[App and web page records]
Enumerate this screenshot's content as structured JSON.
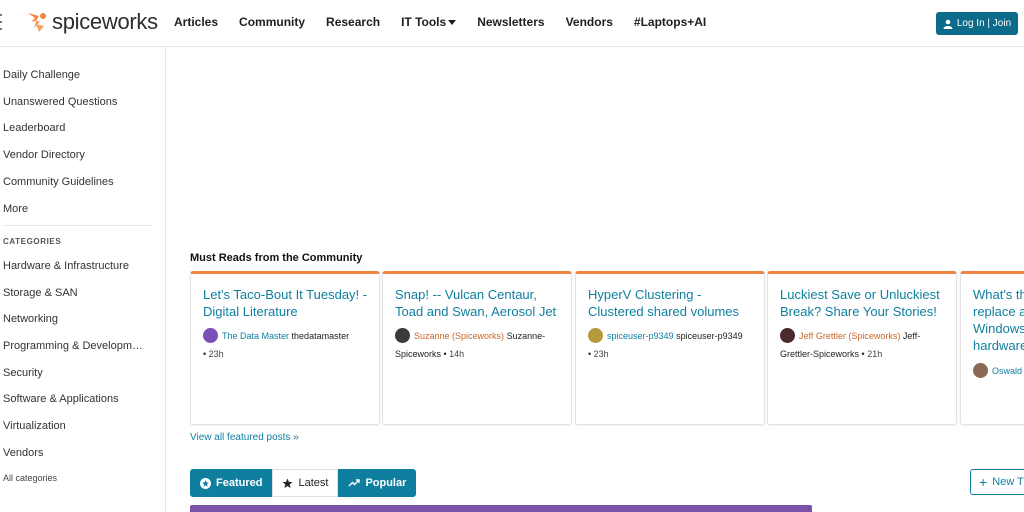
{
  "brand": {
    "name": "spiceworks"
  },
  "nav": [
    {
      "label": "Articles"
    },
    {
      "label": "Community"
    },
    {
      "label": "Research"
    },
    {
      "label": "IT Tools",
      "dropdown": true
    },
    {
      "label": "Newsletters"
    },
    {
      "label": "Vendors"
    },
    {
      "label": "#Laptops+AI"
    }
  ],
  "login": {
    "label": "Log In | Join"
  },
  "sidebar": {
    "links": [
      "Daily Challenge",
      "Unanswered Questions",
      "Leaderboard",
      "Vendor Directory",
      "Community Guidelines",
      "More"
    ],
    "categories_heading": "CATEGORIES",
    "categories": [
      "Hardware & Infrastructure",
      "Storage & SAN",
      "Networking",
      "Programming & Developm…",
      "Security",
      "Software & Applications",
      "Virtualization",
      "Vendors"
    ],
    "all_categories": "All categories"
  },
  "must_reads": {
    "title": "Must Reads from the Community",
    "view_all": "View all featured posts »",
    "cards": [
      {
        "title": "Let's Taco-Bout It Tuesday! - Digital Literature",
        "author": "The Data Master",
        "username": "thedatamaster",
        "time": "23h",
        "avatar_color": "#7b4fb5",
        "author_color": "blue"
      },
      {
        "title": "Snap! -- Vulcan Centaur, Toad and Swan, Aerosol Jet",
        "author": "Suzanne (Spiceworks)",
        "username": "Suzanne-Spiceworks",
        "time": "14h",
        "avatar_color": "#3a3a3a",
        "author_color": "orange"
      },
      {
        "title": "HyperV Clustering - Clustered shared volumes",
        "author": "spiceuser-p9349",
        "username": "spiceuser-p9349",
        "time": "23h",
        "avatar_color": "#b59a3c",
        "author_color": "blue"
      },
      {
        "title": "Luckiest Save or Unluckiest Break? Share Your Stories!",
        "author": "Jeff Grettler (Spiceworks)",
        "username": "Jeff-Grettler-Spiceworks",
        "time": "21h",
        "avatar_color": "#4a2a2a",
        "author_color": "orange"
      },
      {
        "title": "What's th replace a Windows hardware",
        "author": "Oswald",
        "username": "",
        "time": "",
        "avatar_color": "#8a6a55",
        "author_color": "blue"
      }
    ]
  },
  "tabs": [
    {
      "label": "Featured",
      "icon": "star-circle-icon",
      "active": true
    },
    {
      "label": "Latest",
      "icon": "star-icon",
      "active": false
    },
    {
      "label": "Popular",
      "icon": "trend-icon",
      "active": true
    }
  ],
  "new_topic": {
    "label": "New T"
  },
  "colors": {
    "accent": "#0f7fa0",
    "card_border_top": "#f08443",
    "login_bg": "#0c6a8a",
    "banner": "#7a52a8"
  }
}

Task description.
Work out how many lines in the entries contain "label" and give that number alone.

Response to the task.
12